I’m sure the next few days will see others crawling out of the woodwork to blame the police for not finding her sooner. I wonder how many will come out to criticise a family whose lifestyle is such that at the age of 32 a woman has seven children by five different fathers.

I never let my kids walk home alone at the age of 9.


March 14th, 2008

More Tossers

Posted in Other Stuff by 200

Maybe I’m just turning into a grump old man the closer I get to retirement, or maybe things just are worse than they ever were.

I was driving out of my road today on my way to a DIY store for some essential supplies. The road I live in has a T-junction on to a slightly bigger road. As I approached the junction I could see a couple walking along the main road towards the same junction. I was maybe 20 yards from the junction when they looked at me and just stepped out into the road, walking slowly across & forcing me to give way to them. They weren’t feral teenagers although I suspect they used to be a few years ago. They were well into their 30’s and looked like aging chavs. The guy had his baseball cap on, looked like he’d never lifted a finger for anyone in his life & his girlfriend looked like Waynetta off that Harry Enfield programme.

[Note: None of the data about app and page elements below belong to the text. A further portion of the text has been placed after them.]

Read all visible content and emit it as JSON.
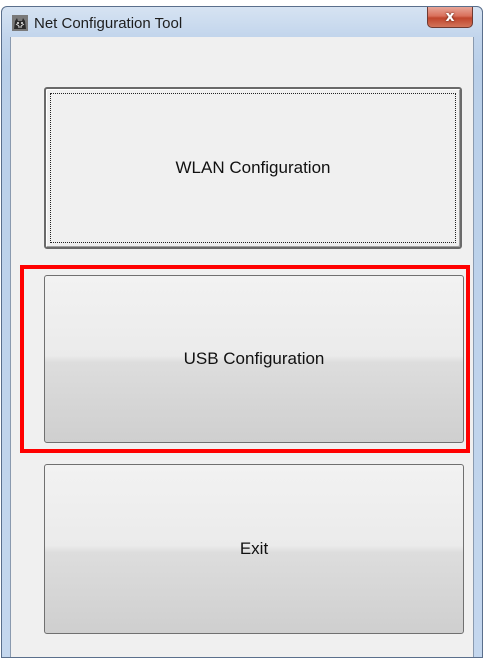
{
  "window": {
    "title": "Net Configuration Tool",
    "app_icon": "cat-app-icon",
    "close_icon": "close-icon",
    "close_glyph": "x"
  },
  "buttons": {
    "wlan_label": "WLAN Configuration",
    "usb_label": "USB Configuration",
    "exit_label": "Exit"
  },
  "highlight": {
    "target": "usb-configuration-button",
    "color": "#ff0000"
  }
}
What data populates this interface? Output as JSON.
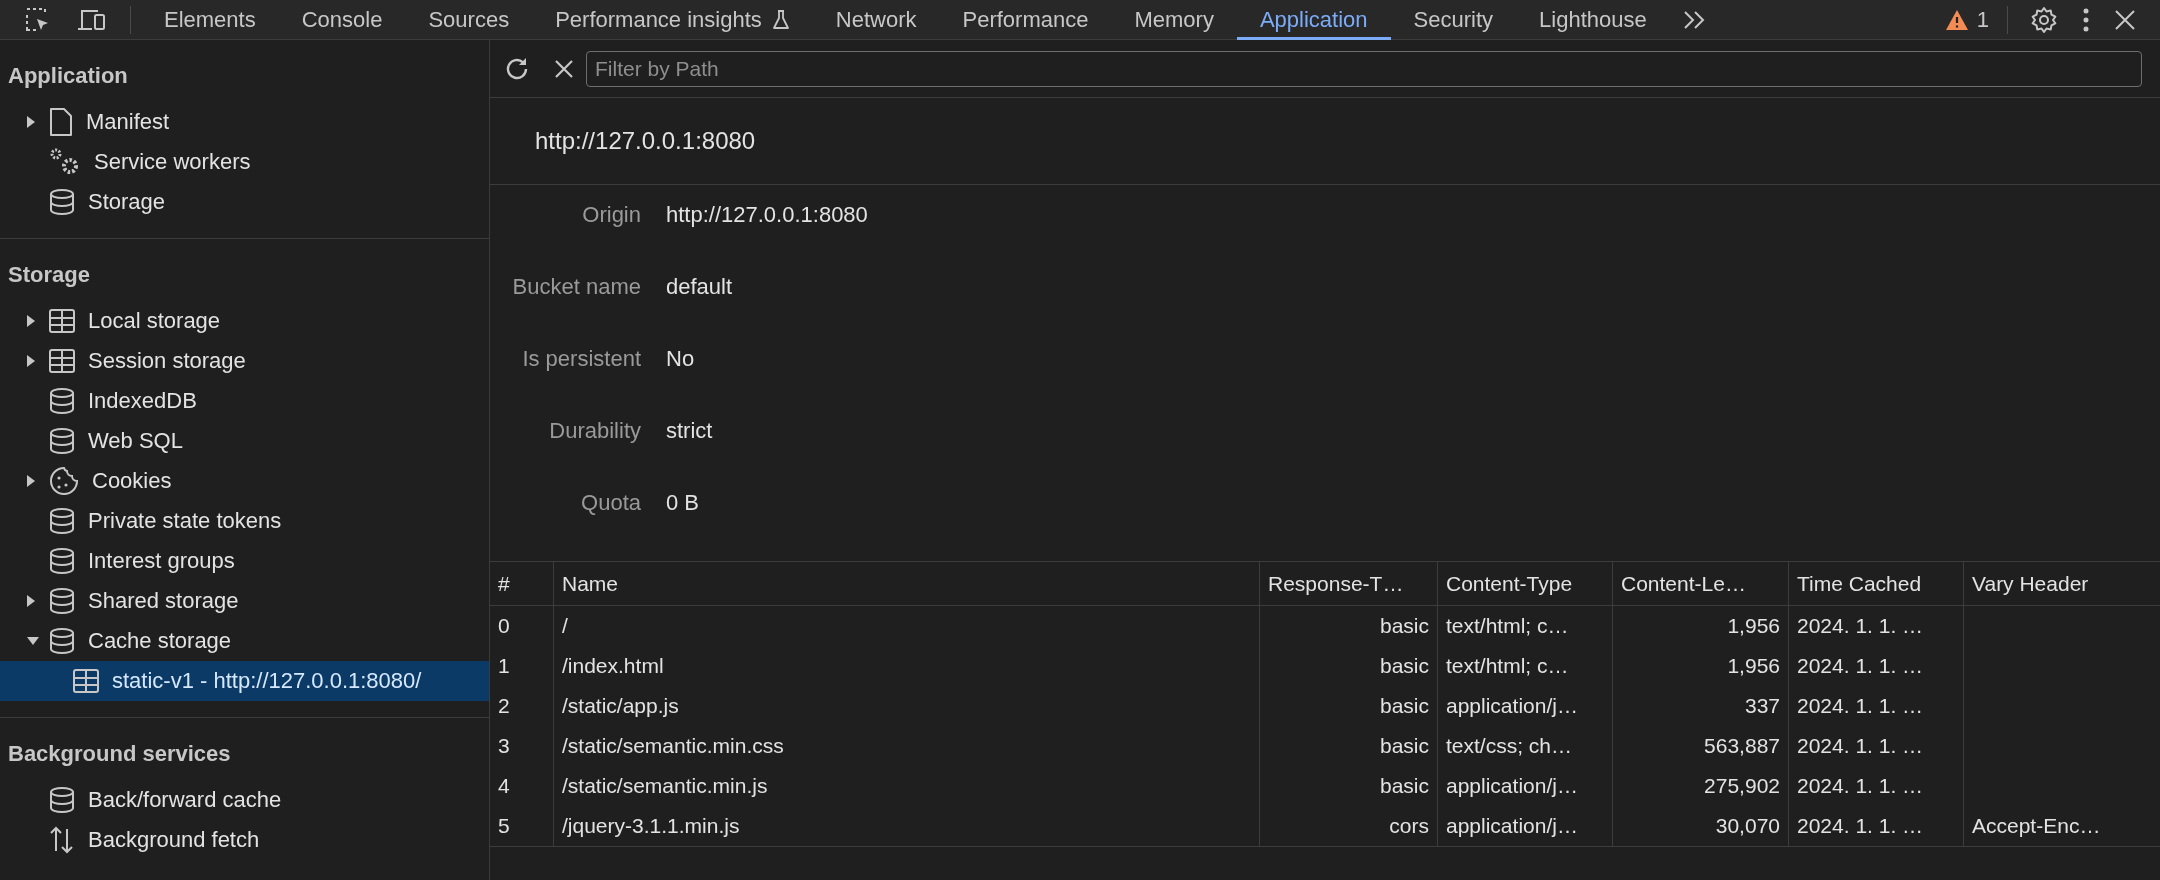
{
  "toolbar": {
    "tabs": [
      {
        "label": "Elements",
        "selected": false,
        "experimental": false
      },
      {
        "label": "Console",
        "selected": false,
        "experimental": false
      },
      {
        "label": "Sources",
        "selected": false,
        "experimental": false
      },
      {
        "label": "Performance insights",
        "selected": false,
        "experimental": true
      },
      {
        "label": "Network",
        "selected": false,
        "experimental": false
      },
      {
        "label": "Performance",
        "selected": false,
        "experimental": false
      },
      {
        "label": "Memory",
        "selected": false,
        "experimental": false
      },
      {
        "label": "Application",
        "selected": true,
        "experimental": false
      },
      {
        "label": "Security",
        "selected": false,
        "experimental": false
      },
      {
        "label": "Lighthouse",
        "selected": false,
        "experimental": false
      }
    ],
    "warning_count": "1"
  },
  "sidebar": {
    "sections": [
      {
        "title": "Application",
        "items": [
          {
            "label": "Manifest",
            "kind": "file",
            "expanded": false,
            "selected": false
          },
          {
            "label": "Service workers",
            "kind": "gears",
            "selected": false
          },
          {
            "label": "Storage",
            "kind": "database",
            "selected": false
          }
        ]
      },
      {
        "title": "Storage",
        "items": [
          {
            "label": "Local storage",
            "kind": "table",
            "expanded": false,
            "selected": false
          },
          {
            "label": "Session storage",
            "kind": "table",
            "expanded": false,
            "selected": false
          },
          {
            "label": "IndexedDB",
            "kind": "database",
            "selected": false
          },
          {
            "label": "Web SQL",
            "kind": "database",
            "selected": false
          },
          {
            "label": "Cookies",
            "kind": "cookie",
            "expanded": false,
            "selected": false
          },
          {
            "label": "Private state tokens",
            "kind": "database",
            "selected": false
          },
          {
            "label": "Interest groups",
            "kind": "database",
            "selected": false
          },
          {
            "label": "Shared storage",
            "kind": "database",
            "expanded": false,
            "selected": false
          },
          {
            "label": "Cache storage",
            "kind": "database",
            "expanded": true,
            "selected": false,
            "children": [
              {
                "label": "static-v1 - http://127.0.0.1:8080/",
                "kind": "table",
                "selected": true
              }
            ]
          }
        ]
      },
      {
        "title": "Background services",
        "items": [
          {
            "label": "Back/forward cache",
            "kind": "database",
            "selected": false
          },
          {
            "label": "Background fetch",
            "kind": "arrows",
            "selected": false
          }
        ]
      }
    ]
  },
  "filter": {
    "placeholder": "Filter by Path"
  },
  "origin_title": "http://127.0.0.1:8080",
  "details": [
    {
      "label": "Origin",
      "value": "http://127.0.0.1:8080"
    },
    {
      "label": "Bucket name",
      "value": "default"
    },
    {
      "label": "Is persistent",
      "value": "No"
    },
    {
      "label": "Durability",
      "value": "strict"
    },
    {
      "label": "Quota",
      "value": "0 B"
    }
  ],
  "table": {
    "columns": [
      {
        "label": "#",
        "kind": "text"
      },
      {
        "label": "Name",
        "kind": "text"
      },
      {
        "label": "Response-T…",
        "kind": "numeric"
      },
      {
        "label": "Content-Type",
        "kind": "text"
      },
      {
        "label": "Content-Le…",
        "kind": "numeric"
      },
      {
        "label": "Time Cached",
        "kind": "text"
      },
      {
        "label": "Vary Header",
        "kind": "text"
      }
    ],
    "rows": [
      [
        "0",
        "/",
        "basic",
        "text/html; c…",
        "1,956",
        "2024. 1. 1. …",
        ""
      ],
      [
        "1",
        "/index.html",
        "basic",
        "text/html; c…",
        "1,956",
        "2024. 1. 1. …",
        ""
      ],
      [
        "2",
        "/static/app.js",
        "basic",
        "application/j…",
        "337",
        "2024. 1. 1. …",
        ""
      ],
      [
        "3",
        "/static/semantic.min.css",
        "basic",
        "text/css; ch…",
        "563,887",
        "2024. 1. 1. …",
        ""
      ],
      [
        "4",
        "/static/semantic.min.js",
        "basic",
        "application/j…",
        "275,902",
        "2024. 1. 1. …",
        ""
      ],
      [
        "5",
        "/jquery-3.1.1.min.js",
        "cors",
        "application/j…",
        "30,070",
        "2024. 1. 1. …",
        "Accept-Enc…"
      ]
    ]
  }
}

Normally I’d just make some comment under my breath, let them get on with it & drive off thinking about which size bolt I needed at B & Q. I found myself shouting at them. I can’t remember what I said, to be honest, but he was saying something back so I wound the window down. I then said something about it was lucky I was paying attention & not either pissed or changing my CD player ‘cos they’d have been mown down, but pretty soon realised that this was beyond their level of reasoning so ended with something which went along the lines of "Fucking idiot!"

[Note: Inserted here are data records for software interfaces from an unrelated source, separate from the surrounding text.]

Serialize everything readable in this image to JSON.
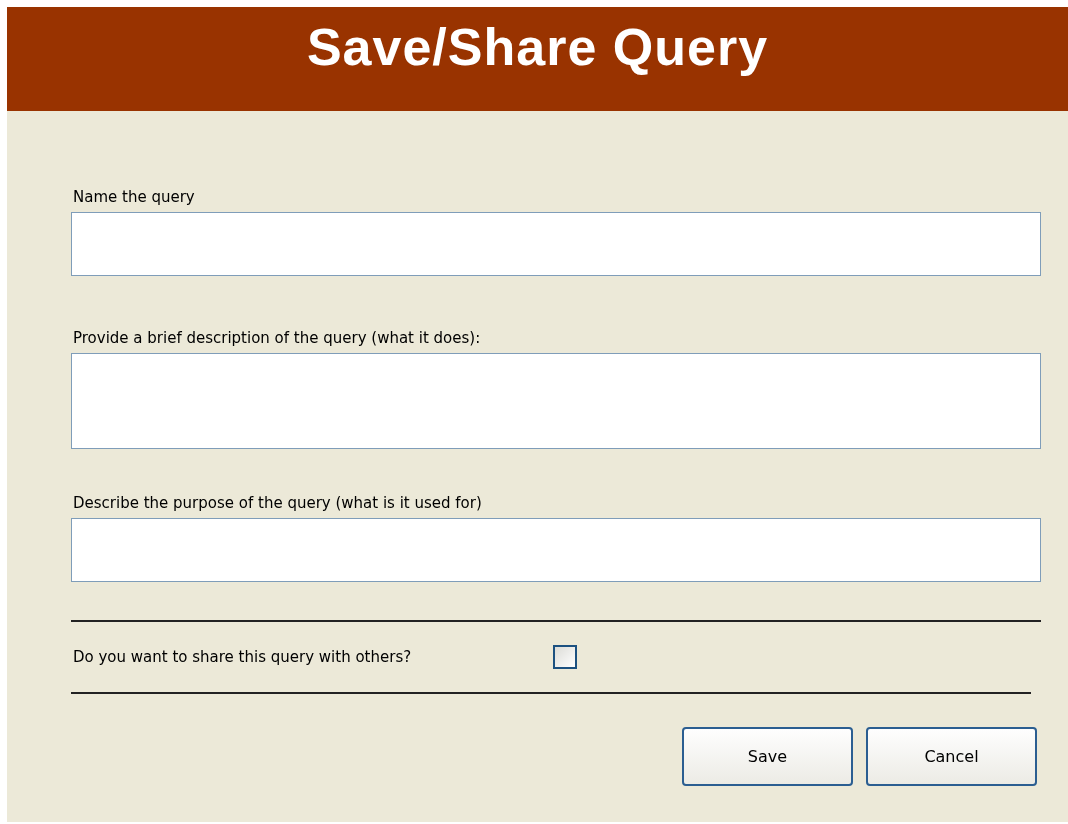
{
  "window": {
    "title": "Save/Share Query"
  },
  "fields": [
    {
      "label": "Name the query",
      "kind": "single"
    },
    {
      "label": "Provide a brief description of the query (what it does):",
      "kind": "multi"
    },
    {
      "label": "Describe the purpose of the query (what is it used for)",
      "kind": "single"
    }
  ],
  "share": {
    "label": "Do you want to share this query with others?",
    "checked": false
  },
  "buttons": [
    "Save",
    "Cancel"
  ]
}
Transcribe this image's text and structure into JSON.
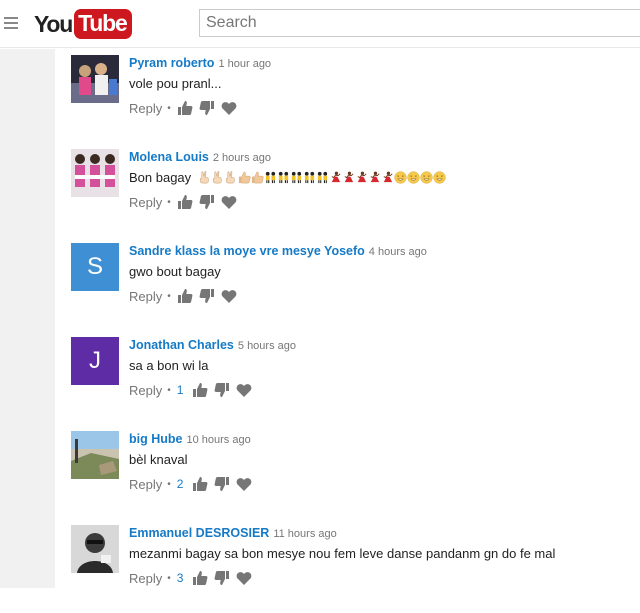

It was just another in a whole myriad of examples on a daily basis how fucking selfish & arrogant these people are. ‘Me, me, me & fuck everyone else."

When I think back, a lot of street trash used to do that when I was driving the police car. I used to make a point of not giving way, driving towards them and getting really close then dipping the clutch before revving the arse off the engine & sounding the horn. It wasn’t big nor was it clever but it was bloody satisfying seeing them defecate themselves.

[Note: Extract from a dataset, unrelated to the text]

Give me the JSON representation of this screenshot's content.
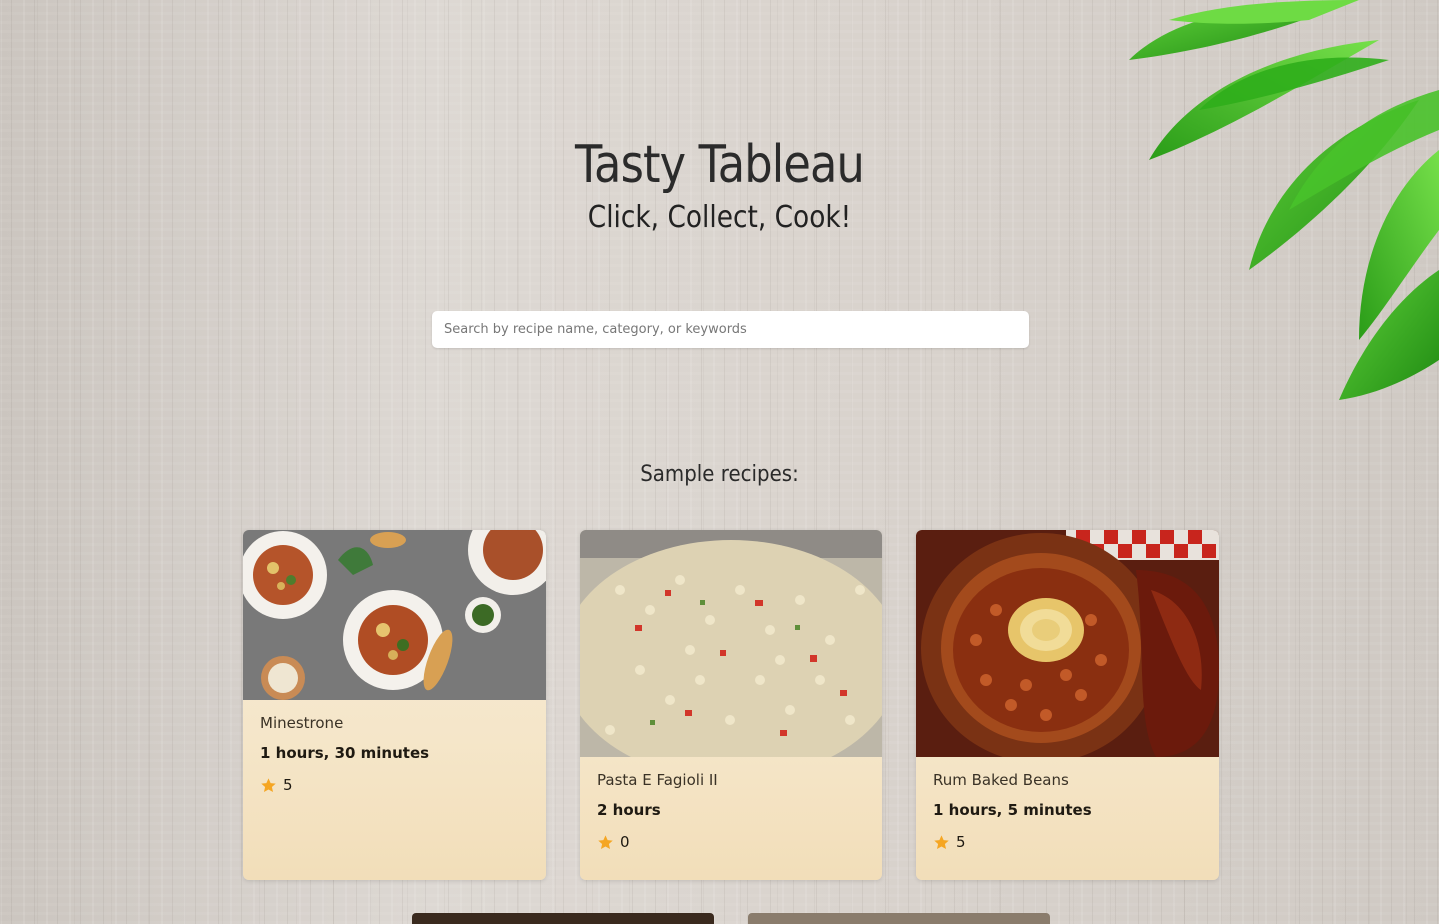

March 13th, 2008

Six Months…

Posted in Blogging by 200

… of posting a blog every single day.

Not a bad achievement though I say so myself.

Must be worthy of a post with very little content or effort…..such as this one! 

March 12th, 2008

New Links

Posted in Blogging by 200

I’m often surprised how people find my little blog.

I’ve mentioned Facebook & Safe Speed recently appearing in my stats. I found a new one this week. I’ve been linked to from IPEP – The International Police Expertise Platform. I have no idea what the site is all about but the name gives it a certain flair. They have an extensive links section including a list of police blogs throughout the world. I’m one of only  a few UK Police Blogs listed. I feel so humble, thank you.

Oh I’ve just noticed on the IPEP website that it is a division of the Police Academy of the Netherlands. I can’t see any of the official UK Police organisations linking to the heretics that are us police bloggers.